Q: Is it difficult to find the "right" stories to share -- not too controversial but still compelling, etc.? Do you suggest ideas for the stories or suggest edits?
A: It is a challenge to find the "right" stories to share. Our aim is to offer pieces that are entertaining and/or thought-provoking, without being overly controversial, while giving each author a chance to express his/her own artistic vision. The 2016 story was a light-hearted marriage plot, in 2017 we released a slightly edgy science fiction story, and our current serial is historical fiction that takes place in a turbulent period in 1839 China. We are interested in all genres; for instance, it would be fun to have a mystery, and if we can find the right author/illustrator, we would love to publish a graphic novella. Ideas are submitted to us by the authors, and then we work with them as needed for story edits.
Q: Are you getting any feedback/notice from the greater literary world about the project, or is it still mostly a DIY project that's mostly stayed local / with fans of your tea?
A: Only in its third year, the Arbor Teas Summer Reading Series is still relatively new, and the greater literary world has not exactly come knocking on our website yet. However, we have received positive feedback from our customers/readers, and hope to see the series continue to grow and reach new audiences in the years to come.
Q: Any plans to collect the stories into a printed anthology?
A: After each story runs its course over the summer (usually 8-10 chapters), we publish the full book as a PDF on our website and make it available for download at arborteassummerreadingseries.com. At this point, we are not so interested in offering a printed anthology, but in a few years when we have more stories, we may revisit the idea.
Q: What are your (or your coworkers') favorite stories/novels that feature tea?
A: Several of us have read and enjoyed The Tea Girl of Hummingbird Lane by Lisa See, which offers lots of interesting information on pu’er tea. I was also charmed by the #1 Ladies Detective Agency series by Alexander McCall Smith, in which the main character, Mma Precious Ramotswe, has a fine appreciation of traditional African bush tea (or as we at Arbor Teas call it, rooibos). And The Tea Dragon Society by Katie O'Neill, the recipient of the Dwayne McDuffie Award for Kids’ Comics at the 2018 Ann Arbor Comic Arts Festival!

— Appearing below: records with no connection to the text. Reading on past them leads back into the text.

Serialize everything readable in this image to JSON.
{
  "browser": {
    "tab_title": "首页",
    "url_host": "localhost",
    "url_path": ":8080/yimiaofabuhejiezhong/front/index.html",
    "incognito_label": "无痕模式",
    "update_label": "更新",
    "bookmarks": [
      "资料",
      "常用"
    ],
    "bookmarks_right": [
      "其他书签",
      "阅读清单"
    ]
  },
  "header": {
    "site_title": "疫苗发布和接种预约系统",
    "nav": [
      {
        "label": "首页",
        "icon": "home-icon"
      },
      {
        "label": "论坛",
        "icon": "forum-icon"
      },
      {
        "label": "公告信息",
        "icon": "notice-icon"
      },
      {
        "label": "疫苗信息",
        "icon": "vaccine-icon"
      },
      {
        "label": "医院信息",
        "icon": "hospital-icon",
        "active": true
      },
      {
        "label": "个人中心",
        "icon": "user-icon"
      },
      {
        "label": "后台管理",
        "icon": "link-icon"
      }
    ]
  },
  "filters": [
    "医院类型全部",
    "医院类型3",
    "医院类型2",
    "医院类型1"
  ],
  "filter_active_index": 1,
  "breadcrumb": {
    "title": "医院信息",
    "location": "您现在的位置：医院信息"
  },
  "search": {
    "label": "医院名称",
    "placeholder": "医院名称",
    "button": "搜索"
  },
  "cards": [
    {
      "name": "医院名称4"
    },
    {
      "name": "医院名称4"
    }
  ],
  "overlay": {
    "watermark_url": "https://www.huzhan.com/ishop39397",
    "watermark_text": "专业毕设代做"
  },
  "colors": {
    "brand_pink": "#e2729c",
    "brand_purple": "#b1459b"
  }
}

Q: Suggest a book or two that would help readers understand the history of tea and/or the nuances of the different strains, etc.

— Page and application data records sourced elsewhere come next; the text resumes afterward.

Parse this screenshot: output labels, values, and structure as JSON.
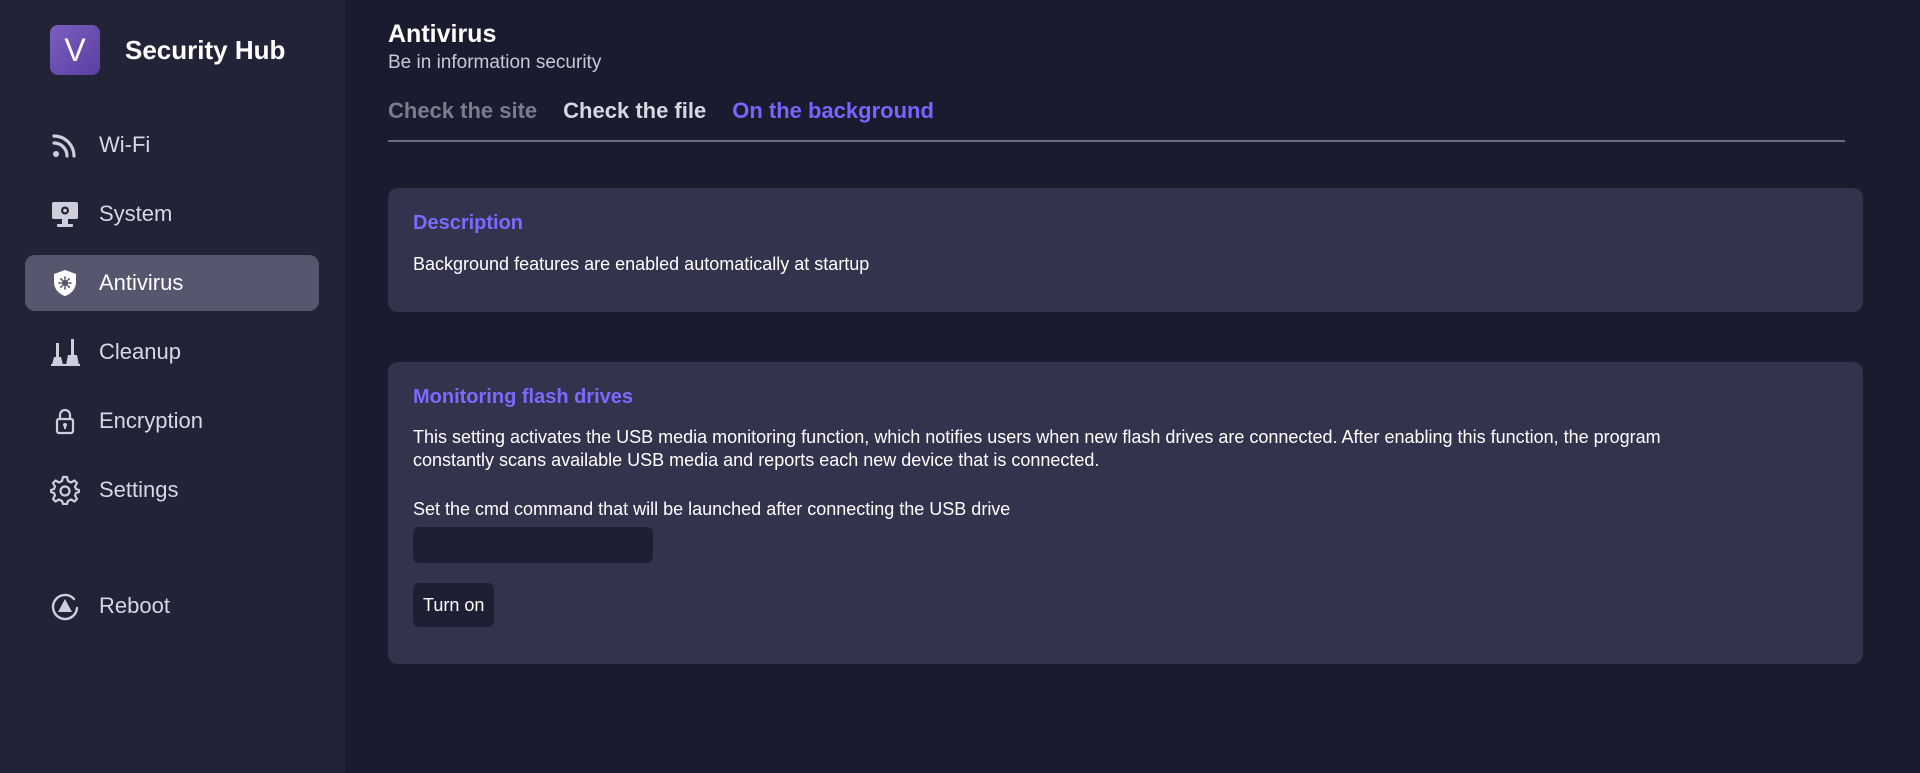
{
  "app": {
    "logo_letter": "V",
    "name": "Security Hub"
  },
  "sidebar": {
    "items": [
      {
        "label": "Wi-Fi",
        "icon": "wifi-icon"
      },
      {
        "label": "System",
        "icon": "monitor-icon"
      },
      {
        "label": "Antivirus",
        "icon": "shield-icon",
        "active": true
      },
      {
        "label": "Cleanup",
        "icon": "broom-icon"
      },
      {
        "label": "Encryption",
        "icon": "lock-icon"
      },
      {
        "label": "Settings",
        "icon": "gear-icon"
      }
    ],
    "reboot_label": "Reboot"
  },
  "header": {
    "title": "Antivirus",
    "subtitle": "Be in information security"
  },
  "tabs": [
    {
      "label": "Check the site",
      "state": "muted"
    },
    {
      "label": "Check the file",
      "state": "normal"
    },
    {
      "label": "On the background",
      "state": "active"
    }
  ],
  "description_card": {
    "title": "Description",
    "text": "Background features are enabled automatically at startup"
  },
  "monitoring_card": {
    "title": "Monitoring flash drives",
    "text_line1": "This setting activates the USB media monitoring function, which notifies users when new flash drives are connected. After enabling this function, the program",
    "text_line2": "constantly scans available USB media and reports each new device that is connected.",
    "cmd_label": "Set the cmd command that will be launched after connecting the USB drive",
    "cmd_value": "",
    "button_label": "Turn on"
  },
  "colors": {
    "accent": "#7765ff",
    "background": "#1b1b2f",
    "sidebar": "#232338",
    "card": "#33334d"
  }
}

A: There are many wonderful non-fiction books about tea. A few of our favorites are (in no specific order):
➥ For All the Tea in China: How England Stole the World's Favorite Drink and Changed History by Sarah Rose
➥ A History of the World in 6 Glasses by Tom Standage
➥ The New Tea Lover’s Treasury by James Norwood Pratt (if there is a “celebrity” of the tea world, James Norwood Pratt is the star!)
➥ Tea: History, Terroirs, Varieties by Kevin Gascoyne, Francoise Marchand, Jasmin Desharnais, and Hugo Americi
Christopher Porter is a library technician and the editor of Pulp.
Sarah Zettel reads from "An Exchange of Two Flowers" at AADL's downtown branch on Monday, June 25 from 7-8:30 pm to celebrate the Arbor Teas Summer Reading Series. All three works can be read or downloaded from arborteassummerreadingseries.com.